[Web page and app entries]

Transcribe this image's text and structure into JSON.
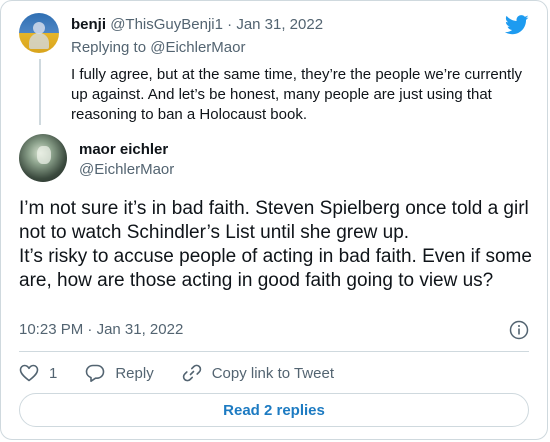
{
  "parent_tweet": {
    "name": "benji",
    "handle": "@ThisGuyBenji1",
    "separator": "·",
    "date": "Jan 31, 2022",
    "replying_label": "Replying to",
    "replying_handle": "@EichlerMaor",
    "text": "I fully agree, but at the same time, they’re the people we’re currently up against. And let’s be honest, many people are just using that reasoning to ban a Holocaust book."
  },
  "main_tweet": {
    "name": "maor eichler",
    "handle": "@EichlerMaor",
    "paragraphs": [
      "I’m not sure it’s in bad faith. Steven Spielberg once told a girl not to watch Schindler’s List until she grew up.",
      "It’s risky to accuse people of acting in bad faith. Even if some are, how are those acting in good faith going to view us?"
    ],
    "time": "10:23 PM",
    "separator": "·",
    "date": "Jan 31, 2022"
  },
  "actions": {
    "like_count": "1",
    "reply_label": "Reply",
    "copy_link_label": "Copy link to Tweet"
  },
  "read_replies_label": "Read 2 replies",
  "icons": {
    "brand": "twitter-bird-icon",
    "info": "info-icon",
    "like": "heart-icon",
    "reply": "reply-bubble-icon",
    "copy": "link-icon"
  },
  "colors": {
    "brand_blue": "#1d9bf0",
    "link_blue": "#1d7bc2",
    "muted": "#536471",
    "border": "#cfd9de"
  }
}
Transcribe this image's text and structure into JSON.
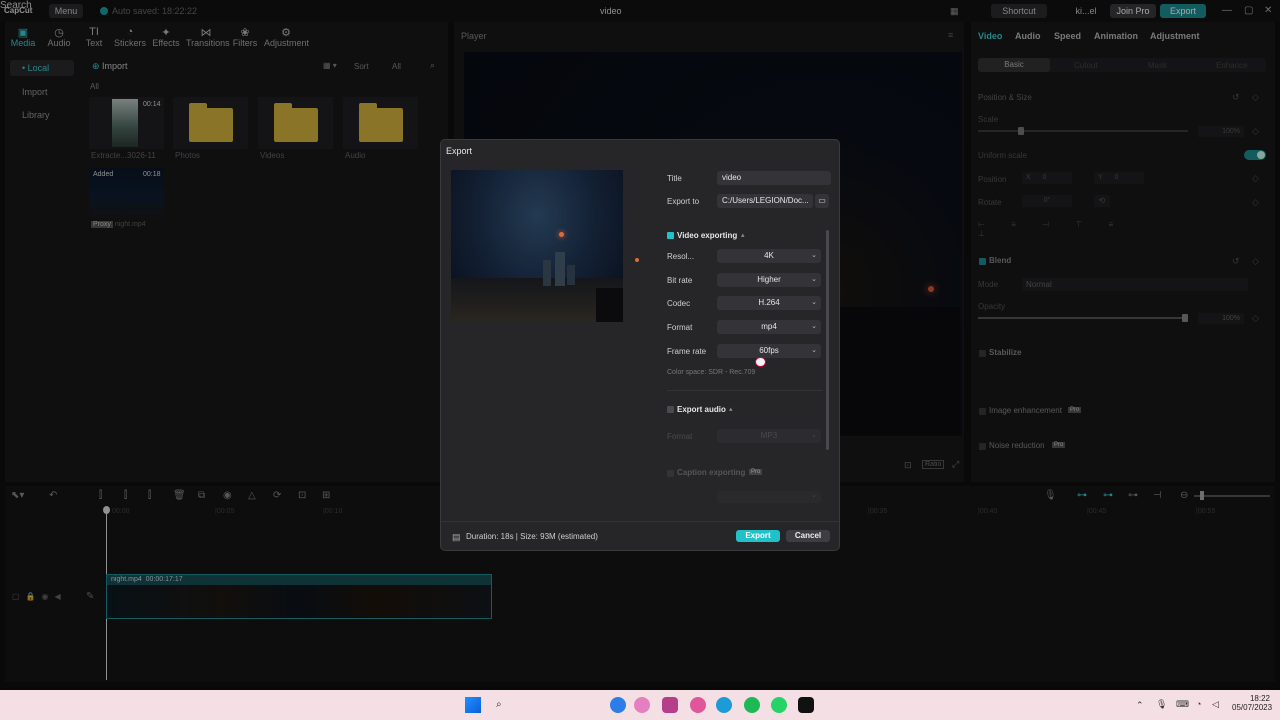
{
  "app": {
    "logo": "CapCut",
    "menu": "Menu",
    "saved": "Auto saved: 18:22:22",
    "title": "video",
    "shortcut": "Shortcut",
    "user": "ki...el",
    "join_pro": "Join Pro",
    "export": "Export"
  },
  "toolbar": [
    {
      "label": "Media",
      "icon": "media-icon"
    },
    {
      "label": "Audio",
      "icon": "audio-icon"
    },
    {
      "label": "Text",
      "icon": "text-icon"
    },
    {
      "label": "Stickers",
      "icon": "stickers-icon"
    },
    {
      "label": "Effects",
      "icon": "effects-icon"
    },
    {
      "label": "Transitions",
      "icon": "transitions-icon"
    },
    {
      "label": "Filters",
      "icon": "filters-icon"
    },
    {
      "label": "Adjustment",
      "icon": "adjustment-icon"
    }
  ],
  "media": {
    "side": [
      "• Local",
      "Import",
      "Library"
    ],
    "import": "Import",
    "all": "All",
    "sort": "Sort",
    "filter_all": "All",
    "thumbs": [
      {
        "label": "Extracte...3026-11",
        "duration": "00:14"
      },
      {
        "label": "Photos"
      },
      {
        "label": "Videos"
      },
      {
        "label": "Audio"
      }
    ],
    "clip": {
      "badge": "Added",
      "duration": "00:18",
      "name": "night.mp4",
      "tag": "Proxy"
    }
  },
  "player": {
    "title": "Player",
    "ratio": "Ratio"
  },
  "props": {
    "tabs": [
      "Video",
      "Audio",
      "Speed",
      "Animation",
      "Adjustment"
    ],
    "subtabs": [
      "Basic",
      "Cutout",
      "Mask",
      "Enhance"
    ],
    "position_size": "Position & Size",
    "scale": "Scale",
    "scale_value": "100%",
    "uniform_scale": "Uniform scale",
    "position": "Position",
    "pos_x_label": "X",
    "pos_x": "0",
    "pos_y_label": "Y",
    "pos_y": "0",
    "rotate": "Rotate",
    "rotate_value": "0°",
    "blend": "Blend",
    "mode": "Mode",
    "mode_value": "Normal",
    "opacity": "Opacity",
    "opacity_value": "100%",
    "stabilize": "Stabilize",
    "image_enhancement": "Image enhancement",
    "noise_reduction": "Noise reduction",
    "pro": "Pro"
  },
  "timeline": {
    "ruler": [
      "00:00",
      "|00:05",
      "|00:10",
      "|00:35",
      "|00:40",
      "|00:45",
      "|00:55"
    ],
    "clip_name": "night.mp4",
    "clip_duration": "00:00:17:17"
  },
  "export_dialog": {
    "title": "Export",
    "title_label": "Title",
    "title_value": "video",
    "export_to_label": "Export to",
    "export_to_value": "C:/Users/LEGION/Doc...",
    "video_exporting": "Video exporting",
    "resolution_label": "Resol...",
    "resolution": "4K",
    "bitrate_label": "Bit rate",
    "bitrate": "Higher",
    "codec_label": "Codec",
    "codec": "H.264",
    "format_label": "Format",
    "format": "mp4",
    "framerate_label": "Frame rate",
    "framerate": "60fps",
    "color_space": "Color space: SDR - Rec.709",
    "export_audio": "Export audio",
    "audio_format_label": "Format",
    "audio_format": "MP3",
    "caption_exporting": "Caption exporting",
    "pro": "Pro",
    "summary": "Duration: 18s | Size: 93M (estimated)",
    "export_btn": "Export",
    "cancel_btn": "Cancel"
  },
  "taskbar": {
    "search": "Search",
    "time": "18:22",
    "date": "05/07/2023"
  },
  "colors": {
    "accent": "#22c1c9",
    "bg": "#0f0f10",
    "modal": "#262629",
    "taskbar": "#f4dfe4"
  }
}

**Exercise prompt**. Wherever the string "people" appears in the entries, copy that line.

**Result of this task**.
    "text": "I fully agree, but at the same time, they’re the people we’re currently up against. And let’s be honest, many people are just using that reasoning to ban a Holocaust book."
      "It’s risky to accuse people of acting in bad faith. Even if some are, how are those acting in good faith going to view us?"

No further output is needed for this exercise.